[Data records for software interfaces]
|---|

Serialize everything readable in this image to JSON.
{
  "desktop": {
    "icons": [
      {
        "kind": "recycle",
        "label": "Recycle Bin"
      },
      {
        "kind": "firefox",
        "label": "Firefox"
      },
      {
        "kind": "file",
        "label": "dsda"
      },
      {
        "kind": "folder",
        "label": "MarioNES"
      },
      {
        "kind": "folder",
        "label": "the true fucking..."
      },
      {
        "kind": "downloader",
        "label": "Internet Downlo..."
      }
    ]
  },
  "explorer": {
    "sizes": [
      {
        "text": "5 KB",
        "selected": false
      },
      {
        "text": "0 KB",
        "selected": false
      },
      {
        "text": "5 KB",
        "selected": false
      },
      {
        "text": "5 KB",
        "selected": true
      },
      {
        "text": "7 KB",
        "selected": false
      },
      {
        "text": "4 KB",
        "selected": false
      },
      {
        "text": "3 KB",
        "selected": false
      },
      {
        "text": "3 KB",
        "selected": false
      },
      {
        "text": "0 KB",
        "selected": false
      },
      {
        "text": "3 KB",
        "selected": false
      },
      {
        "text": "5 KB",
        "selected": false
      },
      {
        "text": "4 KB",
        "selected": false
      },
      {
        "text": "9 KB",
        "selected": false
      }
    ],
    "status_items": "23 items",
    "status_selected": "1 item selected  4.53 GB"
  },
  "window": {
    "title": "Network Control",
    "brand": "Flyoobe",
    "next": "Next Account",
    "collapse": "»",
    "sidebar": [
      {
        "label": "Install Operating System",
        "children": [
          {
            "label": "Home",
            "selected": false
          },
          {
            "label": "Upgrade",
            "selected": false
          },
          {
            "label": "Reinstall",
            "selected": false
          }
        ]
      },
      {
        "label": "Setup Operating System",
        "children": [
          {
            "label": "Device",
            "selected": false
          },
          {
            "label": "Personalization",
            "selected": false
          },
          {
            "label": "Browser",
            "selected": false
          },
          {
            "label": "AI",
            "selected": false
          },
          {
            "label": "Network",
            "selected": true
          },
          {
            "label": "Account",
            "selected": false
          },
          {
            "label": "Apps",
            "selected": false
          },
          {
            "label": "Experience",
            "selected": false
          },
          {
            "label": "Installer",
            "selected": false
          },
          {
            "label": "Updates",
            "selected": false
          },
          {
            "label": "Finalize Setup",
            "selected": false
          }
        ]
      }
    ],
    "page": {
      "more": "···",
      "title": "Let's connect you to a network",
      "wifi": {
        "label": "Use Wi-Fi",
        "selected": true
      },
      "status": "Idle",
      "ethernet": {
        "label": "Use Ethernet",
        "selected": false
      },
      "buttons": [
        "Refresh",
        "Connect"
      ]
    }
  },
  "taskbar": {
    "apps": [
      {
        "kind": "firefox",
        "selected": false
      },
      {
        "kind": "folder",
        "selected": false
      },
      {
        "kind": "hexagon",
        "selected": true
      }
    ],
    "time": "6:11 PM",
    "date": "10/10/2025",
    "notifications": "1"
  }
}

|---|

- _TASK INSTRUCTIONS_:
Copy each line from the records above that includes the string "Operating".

- _REPLY_:
        "label": "Install Operating System",
        "label": "Setup Operating System",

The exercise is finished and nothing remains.